Items listed in a dataset
= = = = = = =

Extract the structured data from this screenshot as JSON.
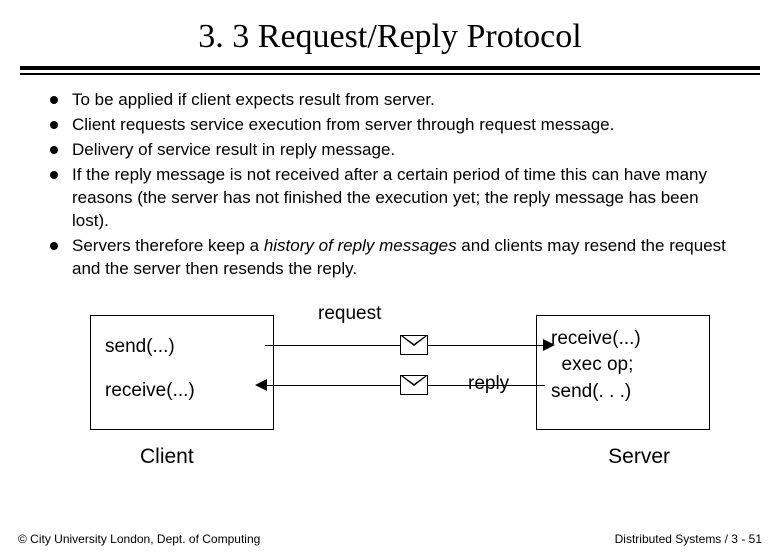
{
  "title": "3. 3 Request/Reply Protocol",
  "bullets": [
    "To be applied if client expects result from server.",
    "Client requests service execution from server through request message.",
    "Delivery of service result in reply message.",
    "If the reply message is not received after a certain period of time this can have many reasons (the server has not finished the execution yet; the reply message has been lost).",
    {
      "pre": "Servers therefore keep a ",
      "em": "history of reply messages",
      "post": " and clients may resend the request and the server then resends the reply."
    }
  ],
  "diagram": {
    "client_send": "send(...)",
    "client_recv": "receive(...)",
    "server_recv": "receive(...)",
    "server_exec": "  exec op;",
    "server_send": "send(. . .)",
    "request_label": "request",
    "reply_label": "reply",
    "client_label": "Client",
    "server_label": "Server"
  },
  "footer": {
    "left": "© City University London, Dept. of Computing",
    "right": "Distributed Systems / 3 - 51"
  }
}
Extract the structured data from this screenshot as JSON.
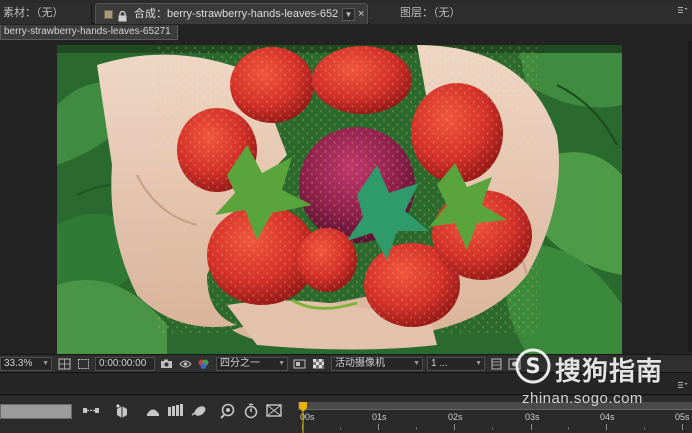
{
  "tabs": {
    "footage_label": "素材：（无）",
    "comp_label": "合成：berry-strawberry-hands-leaves-65271",
    "comp_close": "×",
    "layer_label": "图层：（无）",
    "dropdown_glyph": "▼"
  },
  "comp_subtab": "berry-strawberry-hands-leaves-65271",
  "controls": {
    "zoom": "33.3%",
    "timecode": "0:00:00:00",
    "resolution": "四分之一",
    "camera": "活动摄像机",
    "views": "1 ..."
  },
  "timeline": {
    "ticks": [
      "00s",
      "01s",
      "02s",
      "03s",
      "04s",
      "05s"
    ]
  },
  "watermark": {
    "brand": "搜狗指南",
    "url": "zhinan.sogo.com"
  },
  "colors": {
    "panel_bg": "#232323",
    "tab_active_bg": "#3b3b3b",
    "playhead": "#e6b400",
    "leaf_green": "#2f7a34",
    "berry_red": "#d8362c"
  }
}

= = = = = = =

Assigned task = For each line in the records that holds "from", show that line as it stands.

Result of this task =
Extract the structured data from this screenshot as JSON.
    "To be applied if client expects result from server.",
    "Client requests service execution from server through request message.",
Extract the structured data from this screenshot as JSON.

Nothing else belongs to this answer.